[[ MATERIALS PROVIDED open ]]
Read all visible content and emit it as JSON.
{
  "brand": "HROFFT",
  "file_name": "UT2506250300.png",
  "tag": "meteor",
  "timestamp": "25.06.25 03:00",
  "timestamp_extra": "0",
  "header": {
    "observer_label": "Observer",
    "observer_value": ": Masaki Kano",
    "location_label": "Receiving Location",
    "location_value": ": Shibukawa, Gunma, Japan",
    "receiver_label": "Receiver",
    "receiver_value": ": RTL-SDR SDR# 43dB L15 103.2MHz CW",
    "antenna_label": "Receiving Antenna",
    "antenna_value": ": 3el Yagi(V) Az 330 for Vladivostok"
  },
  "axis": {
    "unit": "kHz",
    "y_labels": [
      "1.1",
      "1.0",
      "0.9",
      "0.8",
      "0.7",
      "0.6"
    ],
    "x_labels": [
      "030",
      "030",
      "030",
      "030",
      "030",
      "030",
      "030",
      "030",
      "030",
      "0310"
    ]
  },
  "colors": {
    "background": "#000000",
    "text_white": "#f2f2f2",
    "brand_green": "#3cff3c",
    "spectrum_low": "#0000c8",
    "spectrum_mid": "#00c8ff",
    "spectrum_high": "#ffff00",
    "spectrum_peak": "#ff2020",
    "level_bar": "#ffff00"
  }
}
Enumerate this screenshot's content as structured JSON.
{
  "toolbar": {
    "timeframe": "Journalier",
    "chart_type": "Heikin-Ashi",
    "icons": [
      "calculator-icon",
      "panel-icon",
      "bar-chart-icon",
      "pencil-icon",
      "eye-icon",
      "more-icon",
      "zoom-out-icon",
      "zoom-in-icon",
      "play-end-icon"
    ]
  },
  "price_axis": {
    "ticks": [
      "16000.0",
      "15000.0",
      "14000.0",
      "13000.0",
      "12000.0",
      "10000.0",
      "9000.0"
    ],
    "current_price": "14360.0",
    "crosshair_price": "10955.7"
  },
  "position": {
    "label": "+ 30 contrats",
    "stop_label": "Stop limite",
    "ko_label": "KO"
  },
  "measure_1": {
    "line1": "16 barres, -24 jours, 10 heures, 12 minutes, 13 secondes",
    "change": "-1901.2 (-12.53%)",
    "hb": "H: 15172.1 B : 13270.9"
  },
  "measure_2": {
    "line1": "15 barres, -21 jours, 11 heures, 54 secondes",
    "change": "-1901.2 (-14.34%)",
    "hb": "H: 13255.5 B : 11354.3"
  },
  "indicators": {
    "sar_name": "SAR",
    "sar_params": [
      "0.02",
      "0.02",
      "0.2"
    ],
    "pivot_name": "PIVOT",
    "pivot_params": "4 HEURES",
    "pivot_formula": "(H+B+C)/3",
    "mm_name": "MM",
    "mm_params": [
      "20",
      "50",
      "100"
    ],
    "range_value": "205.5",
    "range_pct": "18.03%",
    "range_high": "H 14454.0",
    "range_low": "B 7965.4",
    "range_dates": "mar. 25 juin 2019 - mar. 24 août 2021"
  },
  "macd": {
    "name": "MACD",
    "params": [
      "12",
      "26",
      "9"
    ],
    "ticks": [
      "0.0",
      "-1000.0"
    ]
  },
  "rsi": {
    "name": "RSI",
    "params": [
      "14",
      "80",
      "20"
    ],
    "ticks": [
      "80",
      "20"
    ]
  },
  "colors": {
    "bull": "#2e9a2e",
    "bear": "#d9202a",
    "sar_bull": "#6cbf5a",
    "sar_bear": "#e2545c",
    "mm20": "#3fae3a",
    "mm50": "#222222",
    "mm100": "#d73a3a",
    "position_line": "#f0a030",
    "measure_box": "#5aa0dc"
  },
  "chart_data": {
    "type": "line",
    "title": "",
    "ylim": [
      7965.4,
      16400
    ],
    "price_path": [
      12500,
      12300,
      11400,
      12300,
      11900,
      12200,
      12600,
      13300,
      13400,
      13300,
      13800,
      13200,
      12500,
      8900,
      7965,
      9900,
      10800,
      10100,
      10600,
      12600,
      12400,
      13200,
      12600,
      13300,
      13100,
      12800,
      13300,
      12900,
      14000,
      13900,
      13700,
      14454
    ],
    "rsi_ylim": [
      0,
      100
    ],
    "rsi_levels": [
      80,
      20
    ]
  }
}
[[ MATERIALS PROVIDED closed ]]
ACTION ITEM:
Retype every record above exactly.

OUTPUT FOR THIS TASK:
Read all visible content and emit it as JSON.
{
  "brand": "HROFFT",
  "file_name": "UT2506250300.png",
  "tag": "meteor",
  "timestamp": "25.06.25 03:00",
  "timestamp_extra": "0",
  "header": {
    "observer_label": "Observer",
    "observer_value": ": Masaki Kano",
    "location_label": "Receiving Location",
    "location_value": ": Shibukawa, Gunma, Japan",
    "receiver_label": "Receiver",
    "receiver_value": ": RTL-SDR SDR# 43dB L15 103.2MHz CW",
    "antenna_label": "Receiving Antenna",
    "antenna_value": ": 3el Yagi(V) Az 330 for Vladivostok"
  },
  "axis": {
    "unit": "kHz",
    "y_labels": [
      "1.1",
      "1.0",
      "0.9",
      "0.8",
      "0.7",
      "0.6"
    ],
    "x_labels": [
      "030",
      "030",
      "030",
      "030",
      "030",
      "030",
      "030",
      "030",
      "030",
      "0310"
    ]
  },
  "colors": {
    "background": "#000000",
    "text_white": "#f2f2f2",
    "brand_green": "#3cff3c",
    "spectrum_low": "#0000c8",
    "spectrum_mid": "#00c8ff",
    "spectrum_high": "#ffff00",
    "spectrum_peak": "#ff2020",
    "level_bar": "#ffff00"
  }
}
Enumerate this screenshot's content as structured JSON.
{
  "toolbar": {
    "timeframe": "Journalier",
    "chart_type": "Heikin-Ashi",
    "icons": [
      "calculator-icon",
      "panel-icon",
      "bar-chart-icon",
      "pencil-icon",
      "eye-icon",
      "more-icon",
      "zoom-out-icon",
      "zoom-in-icon",
      "play-end-icon"
    ]
  },
  "price_axis": {
    "ticks": [
      "16000.0",
      "15000.0",
      "14000.0",
      "13000.0",
      "12000.0",
      "10000.0",
      "9000.0"
    ],
    "current_price": "14360.0",
    "crosshair_price": "10955.7"
  },
  "position": {
    "label": "+ 30 contrats",
    "stop_label": "Stop limite",
    "ko_label": "KO"
  },
  "measure_1": {
    "line1": "16 barres, -24 jours, 10 heures, 12 minutes, 13 secondes",
    "change": "-1901.2 (-12.53%)",
    "hb": "H: 15172.1 B : 13270.9"
  },
  "measure_2": {
    "line1": "15 barres, -21 jours, 11 heures, 54 secondes",
    "change": "-1901.2 (-14.34%)",
    "hb": "H: 13255.5 B : 11354.3"
  },
  "indicators": {
    "sar_name": "SAR",
    "sar_params": [
      "0.02",
      "0.02",
      "0.2"
    ],
    "pivot_name": "PIVOT",
    "pivot_params": "4 HEURES",
    "pivot_formula": "(H+B+C)/3",
    "mm_name": "MM",
    "mm_params": [
      "20",
      "50",
      "100"
    ],
    "range_value": "205.5",
    "range_pct": "18.03%",
    "range_high": "H 14454.0",
    "range_low": "B 7965.4",
    "range_dates": "mar. 25 juin 2019 - mar. 24 août 2021"
  },
  "macd": {
    "name": "MACD",
    "params": [
      "12",
      "26",
      "9"
    ],
    "ticks": [
      "0.0",
      "-1000.0"
    ]
  },
  "rsi": {
    "name": "RSI",
    "params": [
      "14",
      "80",
      "20"
    ],
    "ticks": [
      "80",
      "20"
    ]
  },
  "colors": {
    "bull": "#2e9a2e",
    "bear": "#d9202a",
    "sar_bull": "#6cbf5a",
    "sar_bear": "#e2545c",
    "mm20": "#3fae3a",
    "mm50": "#222222",
    "mm100": "#d73a3a",
    "position_line": "#f0a030",
    "measure_box": "#5aa0dc"
  },
  "chart_data": {
    "type": "line",
    "title": "",
    "ylim": [
      7965.4,
      16400
    ],
    "price_path": [
      12500,
      12300,
      11400,
      12300,
      11900,
      12200,
      12600,
      13300,
      13400,
      13300,
      13800,
      13200,
      12500,
      8900,
      7965,
      9900,
      10800,
      10100,
      10600,
      12600,
      12400,
      13200,
      12600,
      13300,
      13100,
      12800,
      13300,
      12900,
      14000,
      13900,
      13700,
      14454
    ],
    "rsi_ylim": [
      0,
      100
    ],
    "rsi_levels": [
      80,
      20
    ]
  }
}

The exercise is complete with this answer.